(RECORD SET Opens)

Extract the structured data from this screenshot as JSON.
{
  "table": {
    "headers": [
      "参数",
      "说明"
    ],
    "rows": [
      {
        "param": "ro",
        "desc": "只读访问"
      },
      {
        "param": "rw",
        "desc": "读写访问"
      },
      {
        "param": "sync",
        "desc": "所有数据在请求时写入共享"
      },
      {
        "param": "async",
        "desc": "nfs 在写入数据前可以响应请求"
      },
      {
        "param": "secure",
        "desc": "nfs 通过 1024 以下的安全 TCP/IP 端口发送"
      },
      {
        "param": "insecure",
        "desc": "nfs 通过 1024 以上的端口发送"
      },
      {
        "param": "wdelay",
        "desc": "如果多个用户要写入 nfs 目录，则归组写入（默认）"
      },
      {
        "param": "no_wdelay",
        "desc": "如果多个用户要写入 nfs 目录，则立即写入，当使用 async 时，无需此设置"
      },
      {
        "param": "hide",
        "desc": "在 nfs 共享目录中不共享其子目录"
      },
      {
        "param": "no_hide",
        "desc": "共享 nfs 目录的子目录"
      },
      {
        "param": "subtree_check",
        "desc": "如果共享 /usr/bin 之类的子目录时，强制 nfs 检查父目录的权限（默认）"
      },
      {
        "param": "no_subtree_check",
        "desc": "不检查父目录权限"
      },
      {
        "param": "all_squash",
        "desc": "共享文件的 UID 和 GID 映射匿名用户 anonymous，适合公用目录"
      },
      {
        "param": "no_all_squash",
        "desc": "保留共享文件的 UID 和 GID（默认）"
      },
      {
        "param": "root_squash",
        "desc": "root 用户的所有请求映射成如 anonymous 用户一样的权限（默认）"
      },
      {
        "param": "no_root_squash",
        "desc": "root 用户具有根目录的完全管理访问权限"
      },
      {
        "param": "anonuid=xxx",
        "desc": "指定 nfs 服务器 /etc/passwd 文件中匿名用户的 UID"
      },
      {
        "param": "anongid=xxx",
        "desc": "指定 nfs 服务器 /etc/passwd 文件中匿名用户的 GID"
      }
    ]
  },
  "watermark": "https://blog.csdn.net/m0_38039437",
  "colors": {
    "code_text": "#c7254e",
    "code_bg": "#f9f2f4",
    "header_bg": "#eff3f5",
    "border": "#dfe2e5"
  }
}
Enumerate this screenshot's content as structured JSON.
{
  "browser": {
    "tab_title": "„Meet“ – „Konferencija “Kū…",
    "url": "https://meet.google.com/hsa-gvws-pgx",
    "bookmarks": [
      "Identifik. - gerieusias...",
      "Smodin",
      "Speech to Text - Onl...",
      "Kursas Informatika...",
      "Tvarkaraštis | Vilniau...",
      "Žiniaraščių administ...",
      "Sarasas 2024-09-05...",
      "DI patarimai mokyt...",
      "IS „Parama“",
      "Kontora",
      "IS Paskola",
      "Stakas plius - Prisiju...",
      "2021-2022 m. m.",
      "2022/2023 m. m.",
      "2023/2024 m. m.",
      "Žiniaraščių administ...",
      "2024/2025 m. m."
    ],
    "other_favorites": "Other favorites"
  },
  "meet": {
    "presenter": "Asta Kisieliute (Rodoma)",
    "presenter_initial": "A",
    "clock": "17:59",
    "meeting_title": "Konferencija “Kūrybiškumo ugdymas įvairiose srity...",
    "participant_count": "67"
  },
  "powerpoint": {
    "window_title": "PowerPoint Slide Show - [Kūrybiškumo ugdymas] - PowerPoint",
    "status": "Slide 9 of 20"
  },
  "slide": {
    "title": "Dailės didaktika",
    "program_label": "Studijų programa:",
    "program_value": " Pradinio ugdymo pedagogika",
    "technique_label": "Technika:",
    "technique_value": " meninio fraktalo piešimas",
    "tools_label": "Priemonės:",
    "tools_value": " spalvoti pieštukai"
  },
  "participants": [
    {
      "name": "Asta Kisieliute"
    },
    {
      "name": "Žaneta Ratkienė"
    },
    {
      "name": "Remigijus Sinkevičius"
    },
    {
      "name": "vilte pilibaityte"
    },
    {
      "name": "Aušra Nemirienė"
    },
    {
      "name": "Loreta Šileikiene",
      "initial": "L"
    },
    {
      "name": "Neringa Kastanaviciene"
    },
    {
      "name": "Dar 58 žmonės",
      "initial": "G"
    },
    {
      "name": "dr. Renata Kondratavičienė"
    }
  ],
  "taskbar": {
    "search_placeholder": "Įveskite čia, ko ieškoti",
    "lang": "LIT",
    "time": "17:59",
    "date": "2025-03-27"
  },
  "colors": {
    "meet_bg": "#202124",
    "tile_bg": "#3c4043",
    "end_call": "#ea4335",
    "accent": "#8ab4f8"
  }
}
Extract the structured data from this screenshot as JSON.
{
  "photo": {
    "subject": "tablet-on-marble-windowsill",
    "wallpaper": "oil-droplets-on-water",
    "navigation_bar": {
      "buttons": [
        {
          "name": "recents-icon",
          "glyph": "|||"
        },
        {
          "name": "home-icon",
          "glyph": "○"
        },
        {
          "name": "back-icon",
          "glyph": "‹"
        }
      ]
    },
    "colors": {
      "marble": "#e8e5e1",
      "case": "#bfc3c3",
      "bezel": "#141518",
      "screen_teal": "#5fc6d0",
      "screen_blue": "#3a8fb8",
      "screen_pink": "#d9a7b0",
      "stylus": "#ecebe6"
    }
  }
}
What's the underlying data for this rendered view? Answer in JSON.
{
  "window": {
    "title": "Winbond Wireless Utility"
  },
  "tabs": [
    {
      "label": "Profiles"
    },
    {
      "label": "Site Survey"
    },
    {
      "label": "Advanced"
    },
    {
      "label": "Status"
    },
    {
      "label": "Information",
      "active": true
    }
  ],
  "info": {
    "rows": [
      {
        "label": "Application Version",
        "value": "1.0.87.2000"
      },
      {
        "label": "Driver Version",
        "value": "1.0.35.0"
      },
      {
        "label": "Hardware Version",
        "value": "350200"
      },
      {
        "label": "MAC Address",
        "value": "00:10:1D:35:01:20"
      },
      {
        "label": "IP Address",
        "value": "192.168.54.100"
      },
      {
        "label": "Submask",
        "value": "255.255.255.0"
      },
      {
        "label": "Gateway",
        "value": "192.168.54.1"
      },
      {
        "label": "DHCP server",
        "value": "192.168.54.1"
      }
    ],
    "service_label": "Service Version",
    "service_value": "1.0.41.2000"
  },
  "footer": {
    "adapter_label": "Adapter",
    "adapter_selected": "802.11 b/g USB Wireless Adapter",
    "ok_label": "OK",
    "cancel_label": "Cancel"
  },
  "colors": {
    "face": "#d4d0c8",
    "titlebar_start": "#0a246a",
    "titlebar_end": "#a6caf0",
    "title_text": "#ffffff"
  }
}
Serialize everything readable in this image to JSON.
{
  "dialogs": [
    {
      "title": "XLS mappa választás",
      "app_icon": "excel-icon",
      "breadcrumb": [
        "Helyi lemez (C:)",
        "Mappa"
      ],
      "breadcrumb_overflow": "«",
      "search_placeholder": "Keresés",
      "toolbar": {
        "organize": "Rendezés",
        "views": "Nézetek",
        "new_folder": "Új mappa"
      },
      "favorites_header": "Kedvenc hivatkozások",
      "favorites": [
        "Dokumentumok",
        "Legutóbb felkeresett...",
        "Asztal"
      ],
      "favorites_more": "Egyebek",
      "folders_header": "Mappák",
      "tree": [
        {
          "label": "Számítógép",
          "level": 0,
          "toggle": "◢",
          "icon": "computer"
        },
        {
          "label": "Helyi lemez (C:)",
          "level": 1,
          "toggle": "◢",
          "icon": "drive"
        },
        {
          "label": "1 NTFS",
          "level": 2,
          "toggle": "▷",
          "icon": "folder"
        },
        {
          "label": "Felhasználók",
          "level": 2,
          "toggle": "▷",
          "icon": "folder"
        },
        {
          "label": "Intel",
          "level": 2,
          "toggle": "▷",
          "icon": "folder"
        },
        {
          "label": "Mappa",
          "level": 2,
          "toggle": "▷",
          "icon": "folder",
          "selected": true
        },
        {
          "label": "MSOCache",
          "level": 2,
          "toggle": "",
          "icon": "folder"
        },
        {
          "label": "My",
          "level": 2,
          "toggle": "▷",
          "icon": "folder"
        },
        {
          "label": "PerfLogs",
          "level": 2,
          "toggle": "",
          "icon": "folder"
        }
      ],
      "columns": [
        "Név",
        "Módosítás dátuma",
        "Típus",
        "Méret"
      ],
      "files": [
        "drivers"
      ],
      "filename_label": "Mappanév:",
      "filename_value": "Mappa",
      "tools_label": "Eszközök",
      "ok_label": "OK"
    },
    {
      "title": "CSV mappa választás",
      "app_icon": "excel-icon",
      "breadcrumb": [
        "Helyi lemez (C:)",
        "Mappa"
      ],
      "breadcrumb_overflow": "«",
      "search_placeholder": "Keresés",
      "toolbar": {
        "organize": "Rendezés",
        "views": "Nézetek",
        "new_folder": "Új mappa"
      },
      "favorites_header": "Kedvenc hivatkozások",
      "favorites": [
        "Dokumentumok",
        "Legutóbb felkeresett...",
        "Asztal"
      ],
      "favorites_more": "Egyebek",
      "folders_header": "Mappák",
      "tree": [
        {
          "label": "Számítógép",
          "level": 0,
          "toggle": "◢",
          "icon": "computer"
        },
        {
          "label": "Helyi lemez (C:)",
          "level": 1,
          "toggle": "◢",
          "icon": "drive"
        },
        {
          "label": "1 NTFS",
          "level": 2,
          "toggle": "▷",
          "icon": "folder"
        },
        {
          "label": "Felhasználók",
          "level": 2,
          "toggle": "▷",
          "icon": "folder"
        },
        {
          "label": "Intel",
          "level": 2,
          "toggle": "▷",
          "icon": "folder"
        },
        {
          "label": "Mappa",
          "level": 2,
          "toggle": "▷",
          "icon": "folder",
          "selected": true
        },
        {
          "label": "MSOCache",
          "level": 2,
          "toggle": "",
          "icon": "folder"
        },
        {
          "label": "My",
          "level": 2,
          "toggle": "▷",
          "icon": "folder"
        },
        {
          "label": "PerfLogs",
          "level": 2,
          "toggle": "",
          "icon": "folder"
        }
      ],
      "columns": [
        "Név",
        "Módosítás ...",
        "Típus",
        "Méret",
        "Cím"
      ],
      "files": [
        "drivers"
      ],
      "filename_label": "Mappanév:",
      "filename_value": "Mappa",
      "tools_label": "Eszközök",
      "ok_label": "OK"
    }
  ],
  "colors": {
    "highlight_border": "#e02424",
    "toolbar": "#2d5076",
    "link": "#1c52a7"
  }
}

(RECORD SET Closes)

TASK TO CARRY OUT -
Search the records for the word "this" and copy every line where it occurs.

YOUR SOLUTION -
Extract the structured data from this screenshot as JSON.
Enumerate this screenshot's content as structured JSON.
Extract the structured data from this screenshot as JSON.
What's the underlying data for this rendered view? Answer in JSON.
Serialize everything readable in this image to JSON.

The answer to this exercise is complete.